Mark Joseph Presents ‘Vegas Motel’

You can tell right away that Mark Joseph isn’t living the high life during the title track to his “Vegas Motel” release. Las Vegas is famous for its lavish hotel resorts. Many of these maximum occupancies are like small cities. They intentionally make it so guests don’t really need to leave their premises to get anything they could want of need. The aforementioned Vegas motel, however, is Joseph’s “living hell,” where he’s sadly, tragically living out of a bottle. The song is sung over traditional country instrumentation, which foreshadows this album’s sometimes diehard twangy sound. If your life is on the skids, and you find yourself in some fleabag establishment way off the strip, a few of these eight songs might be the appropriate soundtrack.

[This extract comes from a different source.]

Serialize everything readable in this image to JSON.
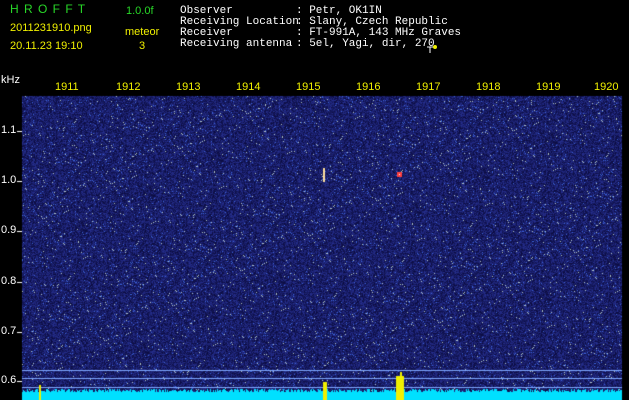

Thankfully, this album is not all slow, sad songs. For example, “Nate’s Garage” revs it up as a country rocker. It also throws in another favorite country lyrical subject – patriotism. Even with its riffing electric guitar, though, some steel guitar also comes through in the song’s mix. Another big topic of country songs is praise for working class heroes. Joseph raises his glass to one such praiseworthy worker on “The Life Of A Pipe Welder.” It has an acoustic arrangement, however, and isn’t nearly as country sounding as what comes before it or after it. It has a slightly herky-jerky arrangement that sounds a little like progressive rock band Jethro Tull. Granted, it’s an exception to the album’s style, but it’s also a nice, brief change of pace. It eventually evolves into a Southern rock jam piece toward track’s end.

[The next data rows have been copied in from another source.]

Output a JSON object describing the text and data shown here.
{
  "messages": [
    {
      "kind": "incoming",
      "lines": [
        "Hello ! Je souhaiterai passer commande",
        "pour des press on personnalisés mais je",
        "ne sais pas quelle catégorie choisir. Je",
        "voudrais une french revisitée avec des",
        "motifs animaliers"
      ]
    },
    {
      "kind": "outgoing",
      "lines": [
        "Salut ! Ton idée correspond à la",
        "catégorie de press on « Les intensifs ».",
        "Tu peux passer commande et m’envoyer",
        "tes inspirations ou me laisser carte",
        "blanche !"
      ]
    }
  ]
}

Apple Single “I Love You Till’ I Die”:

One titled “Early Riser,” offers up a bluegrassy instrumental, filled with a whole lot of wonderful acoustic instrumentation and picking. It also features some nice fiddle work. It’s significantly different from what comes before and after, as well. Who says you can’t fill an eight-song release with a lot a variety? Joseph certainly didn’t get that memo. And if he did, he either ripped it up or avoided it entirely.

Continuing the variety parade, “I Love You Till I Die” is a midtempo soul song, augmented with a horn section and female backing vocalists. Its melody sounds a little bit like “Knockin’ On Heaven’s Door,” but its subject matter is a whole lot happier than that. Although it includes electric piano, “Little Lucy” is more of a folk song than anything else, due to its acoustic guitar picking. It’s a heartfelt love song directed at someone special.

The album closes with an atmospheric number titled “My Friend, Stella Blue.” Although it opens with sonic atmospherics, it eventually turns into another fingerpicked acoustic song. It’s a song about a special person that’s passed on. Joseph sounds sad, yet appreciative of what this person meant to him.

Yes, Mark Joseph begins this album stuck in a Vegas Motel, but he doesn’t stay there. Instead, he gets out and sees the world around him, which he describes with many different stylistic colors. There’s lots of country and folk music on this album, although it’s interspersed with a little bit of soul and bluegrass, as well. If variety is the spice of life, then this album is extra spicey.

-Dan MacIntosh